━━━ Information given

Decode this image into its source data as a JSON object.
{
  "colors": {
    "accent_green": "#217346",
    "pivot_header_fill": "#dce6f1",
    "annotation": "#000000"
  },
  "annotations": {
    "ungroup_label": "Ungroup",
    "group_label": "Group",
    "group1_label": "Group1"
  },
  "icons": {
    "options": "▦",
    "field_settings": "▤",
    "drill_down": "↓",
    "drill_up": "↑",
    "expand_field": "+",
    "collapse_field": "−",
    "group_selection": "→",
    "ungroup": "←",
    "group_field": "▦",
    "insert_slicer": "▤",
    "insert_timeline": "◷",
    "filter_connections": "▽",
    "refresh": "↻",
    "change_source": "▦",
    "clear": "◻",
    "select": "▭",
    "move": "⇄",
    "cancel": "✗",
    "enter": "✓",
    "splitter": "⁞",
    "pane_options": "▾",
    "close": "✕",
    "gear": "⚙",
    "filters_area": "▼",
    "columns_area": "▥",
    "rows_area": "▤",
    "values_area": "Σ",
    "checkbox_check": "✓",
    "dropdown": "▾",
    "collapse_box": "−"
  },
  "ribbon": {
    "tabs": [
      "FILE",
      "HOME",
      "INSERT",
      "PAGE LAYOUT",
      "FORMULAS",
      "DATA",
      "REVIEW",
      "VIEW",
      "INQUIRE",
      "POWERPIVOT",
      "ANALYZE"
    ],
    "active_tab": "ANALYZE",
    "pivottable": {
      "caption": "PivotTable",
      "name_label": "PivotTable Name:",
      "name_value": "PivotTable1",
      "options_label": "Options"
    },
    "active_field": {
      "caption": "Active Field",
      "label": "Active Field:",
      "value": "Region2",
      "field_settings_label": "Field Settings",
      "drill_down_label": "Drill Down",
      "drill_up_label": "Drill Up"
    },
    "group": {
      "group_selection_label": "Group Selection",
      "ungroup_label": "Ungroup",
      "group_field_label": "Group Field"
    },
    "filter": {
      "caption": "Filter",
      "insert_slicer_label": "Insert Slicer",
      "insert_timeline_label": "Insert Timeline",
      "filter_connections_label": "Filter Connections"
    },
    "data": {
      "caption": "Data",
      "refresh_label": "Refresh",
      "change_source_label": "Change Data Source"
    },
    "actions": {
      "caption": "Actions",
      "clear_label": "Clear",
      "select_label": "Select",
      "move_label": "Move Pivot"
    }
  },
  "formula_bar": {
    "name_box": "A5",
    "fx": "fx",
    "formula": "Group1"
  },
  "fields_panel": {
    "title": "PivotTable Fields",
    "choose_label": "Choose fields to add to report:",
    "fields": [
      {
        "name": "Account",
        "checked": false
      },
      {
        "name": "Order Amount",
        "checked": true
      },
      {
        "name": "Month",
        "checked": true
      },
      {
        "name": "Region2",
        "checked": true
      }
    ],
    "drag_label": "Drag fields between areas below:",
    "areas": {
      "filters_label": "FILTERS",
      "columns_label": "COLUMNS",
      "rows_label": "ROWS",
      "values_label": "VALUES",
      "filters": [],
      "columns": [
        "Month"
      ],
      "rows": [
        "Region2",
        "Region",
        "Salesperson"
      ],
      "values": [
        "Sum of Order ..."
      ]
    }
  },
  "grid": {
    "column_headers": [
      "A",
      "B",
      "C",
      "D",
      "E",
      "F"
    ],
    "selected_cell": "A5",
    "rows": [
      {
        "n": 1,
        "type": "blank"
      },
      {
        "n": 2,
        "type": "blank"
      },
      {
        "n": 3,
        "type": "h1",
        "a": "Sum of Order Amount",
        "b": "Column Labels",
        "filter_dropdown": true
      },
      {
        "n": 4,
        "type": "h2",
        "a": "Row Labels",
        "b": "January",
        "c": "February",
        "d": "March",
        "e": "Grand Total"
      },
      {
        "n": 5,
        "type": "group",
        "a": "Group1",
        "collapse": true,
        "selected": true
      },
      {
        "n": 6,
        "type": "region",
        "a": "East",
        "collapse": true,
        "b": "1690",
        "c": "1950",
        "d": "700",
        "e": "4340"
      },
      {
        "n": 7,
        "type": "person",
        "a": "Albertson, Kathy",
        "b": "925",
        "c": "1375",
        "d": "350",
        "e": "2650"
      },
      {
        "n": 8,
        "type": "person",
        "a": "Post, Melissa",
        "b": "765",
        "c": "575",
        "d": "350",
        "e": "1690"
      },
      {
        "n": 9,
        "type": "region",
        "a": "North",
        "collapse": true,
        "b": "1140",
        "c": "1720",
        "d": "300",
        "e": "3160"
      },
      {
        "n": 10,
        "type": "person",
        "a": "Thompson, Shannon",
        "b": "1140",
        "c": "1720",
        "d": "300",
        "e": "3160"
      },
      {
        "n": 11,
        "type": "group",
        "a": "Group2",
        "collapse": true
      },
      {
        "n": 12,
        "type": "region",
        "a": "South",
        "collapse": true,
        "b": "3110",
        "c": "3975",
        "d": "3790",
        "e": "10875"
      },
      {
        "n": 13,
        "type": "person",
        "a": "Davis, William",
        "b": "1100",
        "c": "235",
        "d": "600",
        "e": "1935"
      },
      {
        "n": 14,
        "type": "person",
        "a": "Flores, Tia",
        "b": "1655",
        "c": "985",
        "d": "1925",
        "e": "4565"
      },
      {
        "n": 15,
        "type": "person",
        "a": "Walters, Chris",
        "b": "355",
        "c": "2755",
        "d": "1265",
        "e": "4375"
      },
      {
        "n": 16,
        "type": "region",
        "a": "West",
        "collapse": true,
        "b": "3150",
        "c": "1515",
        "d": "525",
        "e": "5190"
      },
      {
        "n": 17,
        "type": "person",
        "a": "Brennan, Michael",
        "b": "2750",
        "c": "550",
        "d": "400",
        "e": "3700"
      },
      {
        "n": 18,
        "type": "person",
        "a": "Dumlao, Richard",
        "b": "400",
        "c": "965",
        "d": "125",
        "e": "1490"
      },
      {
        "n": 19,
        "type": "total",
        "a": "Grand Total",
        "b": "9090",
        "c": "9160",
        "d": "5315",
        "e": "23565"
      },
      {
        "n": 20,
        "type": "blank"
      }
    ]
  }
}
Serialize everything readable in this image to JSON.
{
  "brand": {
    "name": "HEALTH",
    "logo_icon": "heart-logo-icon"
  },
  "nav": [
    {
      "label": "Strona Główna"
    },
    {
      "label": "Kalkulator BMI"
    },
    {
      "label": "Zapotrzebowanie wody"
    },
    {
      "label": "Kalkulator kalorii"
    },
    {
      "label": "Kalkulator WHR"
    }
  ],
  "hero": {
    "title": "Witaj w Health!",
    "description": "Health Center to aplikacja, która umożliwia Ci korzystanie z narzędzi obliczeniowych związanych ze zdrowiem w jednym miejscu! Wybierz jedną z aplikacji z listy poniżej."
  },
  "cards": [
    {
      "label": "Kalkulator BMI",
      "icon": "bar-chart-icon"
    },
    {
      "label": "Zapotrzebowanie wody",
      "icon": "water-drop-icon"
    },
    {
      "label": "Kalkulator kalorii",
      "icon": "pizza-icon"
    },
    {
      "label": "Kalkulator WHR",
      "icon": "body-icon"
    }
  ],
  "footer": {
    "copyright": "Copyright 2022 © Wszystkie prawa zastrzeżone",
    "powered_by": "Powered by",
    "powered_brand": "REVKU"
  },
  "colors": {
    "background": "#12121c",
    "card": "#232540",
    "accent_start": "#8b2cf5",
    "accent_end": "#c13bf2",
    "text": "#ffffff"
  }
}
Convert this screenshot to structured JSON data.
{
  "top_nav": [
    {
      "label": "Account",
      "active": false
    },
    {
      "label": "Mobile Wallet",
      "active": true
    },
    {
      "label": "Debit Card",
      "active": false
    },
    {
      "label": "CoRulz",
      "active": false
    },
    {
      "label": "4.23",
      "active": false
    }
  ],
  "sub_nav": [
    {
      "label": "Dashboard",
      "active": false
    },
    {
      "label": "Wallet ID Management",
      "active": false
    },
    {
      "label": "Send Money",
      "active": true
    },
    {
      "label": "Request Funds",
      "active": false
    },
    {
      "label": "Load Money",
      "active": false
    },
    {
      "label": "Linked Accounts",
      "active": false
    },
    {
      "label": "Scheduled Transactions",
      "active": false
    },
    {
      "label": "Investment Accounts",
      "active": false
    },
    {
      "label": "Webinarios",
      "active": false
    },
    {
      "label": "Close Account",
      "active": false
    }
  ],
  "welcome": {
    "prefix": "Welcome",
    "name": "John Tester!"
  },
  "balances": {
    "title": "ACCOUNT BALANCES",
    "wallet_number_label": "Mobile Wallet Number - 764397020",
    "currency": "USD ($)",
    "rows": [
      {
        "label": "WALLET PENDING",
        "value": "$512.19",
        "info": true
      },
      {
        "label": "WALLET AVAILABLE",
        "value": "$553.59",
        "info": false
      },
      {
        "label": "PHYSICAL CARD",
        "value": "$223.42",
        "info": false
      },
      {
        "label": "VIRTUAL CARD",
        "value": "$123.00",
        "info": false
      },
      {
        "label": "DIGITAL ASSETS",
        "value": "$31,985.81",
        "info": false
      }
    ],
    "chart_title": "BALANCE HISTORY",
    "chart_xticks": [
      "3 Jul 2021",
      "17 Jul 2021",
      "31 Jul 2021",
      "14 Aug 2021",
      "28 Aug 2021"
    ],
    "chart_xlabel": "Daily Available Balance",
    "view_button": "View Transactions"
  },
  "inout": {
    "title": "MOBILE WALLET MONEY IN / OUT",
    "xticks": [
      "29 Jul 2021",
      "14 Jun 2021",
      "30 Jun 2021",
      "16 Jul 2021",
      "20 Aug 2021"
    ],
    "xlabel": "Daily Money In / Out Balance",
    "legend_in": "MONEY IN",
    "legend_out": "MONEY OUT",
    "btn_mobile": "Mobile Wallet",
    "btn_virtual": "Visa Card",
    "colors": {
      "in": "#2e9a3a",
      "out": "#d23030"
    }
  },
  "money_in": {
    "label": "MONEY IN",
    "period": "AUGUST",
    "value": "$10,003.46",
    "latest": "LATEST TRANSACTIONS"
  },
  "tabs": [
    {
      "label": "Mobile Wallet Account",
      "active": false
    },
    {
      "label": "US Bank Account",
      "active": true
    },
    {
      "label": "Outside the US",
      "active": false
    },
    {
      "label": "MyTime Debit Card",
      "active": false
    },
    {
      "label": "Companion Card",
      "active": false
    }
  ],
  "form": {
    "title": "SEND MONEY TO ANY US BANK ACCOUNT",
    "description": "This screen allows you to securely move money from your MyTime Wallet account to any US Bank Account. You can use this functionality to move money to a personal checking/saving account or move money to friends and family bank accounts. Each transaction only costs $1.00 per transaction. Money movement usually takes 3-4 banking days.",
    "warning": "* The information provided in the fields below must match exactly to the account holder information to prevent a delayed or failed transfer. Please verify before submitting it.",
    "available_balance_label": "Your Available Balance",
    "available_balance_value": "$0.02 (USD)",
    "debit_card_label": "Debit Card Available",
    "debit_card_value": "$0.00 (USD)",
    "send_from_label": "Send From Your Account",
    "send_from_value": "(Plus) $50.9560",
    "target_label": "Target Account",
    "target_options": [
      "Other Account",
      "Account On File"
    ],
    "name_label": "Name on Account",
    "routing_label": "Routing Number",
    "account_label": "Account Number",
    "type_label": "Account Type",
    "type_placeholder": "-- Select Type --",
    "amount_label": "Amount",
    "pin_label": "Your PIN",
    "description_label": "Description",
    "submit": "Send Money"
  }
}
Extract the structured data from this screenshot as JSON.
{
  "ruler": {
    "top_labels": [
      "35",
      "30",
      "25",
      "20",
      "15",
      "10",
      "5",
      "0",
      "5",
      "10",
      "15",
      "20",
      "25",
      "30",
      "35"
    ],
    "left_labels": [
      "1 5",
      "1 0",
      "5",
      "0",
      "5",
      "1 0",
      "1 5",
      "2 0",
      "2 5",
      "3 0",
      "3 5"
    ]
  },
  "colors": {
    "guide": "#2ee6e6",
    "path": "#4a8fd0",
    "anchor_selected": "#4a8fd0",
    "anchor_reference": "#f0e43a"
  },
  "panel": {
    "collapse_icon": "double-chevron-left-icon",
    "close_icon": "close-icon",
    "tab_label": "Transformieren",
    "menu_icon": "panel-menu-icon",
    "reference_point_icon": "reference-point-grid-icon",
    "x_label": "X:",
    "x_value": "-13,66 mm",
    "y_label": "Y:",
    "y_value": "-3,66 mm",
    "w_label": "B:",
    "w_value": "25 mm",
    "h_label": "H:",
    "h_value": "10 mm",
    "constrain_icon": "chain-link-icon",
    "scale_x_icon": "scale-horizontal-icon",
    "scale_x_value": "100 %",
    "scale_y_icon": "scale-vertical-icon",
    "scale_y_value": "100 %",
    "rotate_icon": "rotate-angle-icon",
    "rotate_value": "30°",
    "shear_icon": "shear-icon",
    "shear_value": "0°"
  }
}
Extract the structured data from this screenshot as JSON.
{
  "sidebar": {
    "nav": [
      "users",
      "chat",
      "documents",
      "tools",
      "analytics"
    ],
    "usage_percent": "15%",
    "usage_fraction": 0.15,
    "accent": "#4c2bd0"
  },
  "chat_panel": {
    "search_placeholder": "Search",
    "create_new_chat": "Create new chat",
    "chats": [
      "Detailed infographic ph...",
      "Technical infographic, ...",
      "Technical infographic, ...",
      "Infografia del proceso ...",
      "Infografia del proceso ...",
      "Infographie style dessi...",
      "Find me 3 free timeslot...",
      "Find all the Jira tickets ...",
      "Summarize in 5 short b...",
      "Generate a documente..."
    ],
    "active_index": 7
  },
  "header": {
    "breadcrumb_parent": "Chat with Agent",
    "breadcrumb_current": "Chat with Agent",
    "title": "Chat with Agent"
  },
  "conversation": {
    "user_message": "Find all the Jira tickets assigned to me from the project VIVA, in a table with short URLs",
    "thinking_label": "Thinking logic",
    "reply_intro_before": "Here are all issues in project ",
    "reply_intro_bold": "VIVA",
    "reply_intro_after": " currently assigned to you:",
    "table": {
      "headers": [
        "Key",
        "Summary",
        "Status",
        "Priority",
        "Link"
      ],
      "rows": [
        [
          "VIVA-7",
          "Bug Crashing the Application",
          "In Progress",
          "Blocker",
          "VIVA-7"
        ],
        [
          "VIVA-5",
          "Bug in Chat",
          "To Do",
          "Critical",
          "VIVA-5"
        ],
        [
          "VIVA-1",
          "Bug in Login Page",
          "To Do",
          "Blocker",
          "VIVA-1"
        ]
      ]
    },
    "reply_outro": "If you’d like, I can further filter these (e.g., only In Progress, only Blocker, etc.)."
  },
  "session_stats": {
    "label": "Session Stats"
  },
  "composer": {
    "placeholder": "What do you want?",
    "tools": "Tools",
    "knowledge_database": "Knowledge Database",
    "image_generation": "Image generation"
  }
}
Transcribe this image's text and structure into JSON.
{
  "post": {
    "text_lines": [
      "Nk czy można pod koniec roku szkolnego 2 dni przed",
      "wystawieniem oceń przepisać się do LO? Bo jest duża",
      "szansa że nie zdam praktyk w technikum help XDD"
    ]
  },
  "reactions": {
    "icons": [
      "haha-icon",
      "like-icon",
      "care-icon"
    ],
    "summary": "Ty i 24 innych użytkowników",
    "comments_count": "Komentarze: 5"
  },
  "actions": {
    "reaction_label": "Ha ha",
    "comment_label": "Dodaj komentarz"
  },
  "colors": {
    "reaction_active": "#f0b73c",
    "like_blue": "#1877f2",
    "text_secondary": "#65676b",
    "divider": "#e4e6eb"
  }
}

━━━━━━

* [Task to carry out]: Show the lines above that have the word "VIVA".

* [Response]:
    "user_message": "Find all the Jira tickets assigned to me from the project VIVA, in a table with short URLs",
    "reply_intro_bold": "VIVA",
          "VIVA-7",
          "VIVA-7"
          "VIVA-5",
          "VIVA-5"
          "VIVA-1",
          "VIVA-1"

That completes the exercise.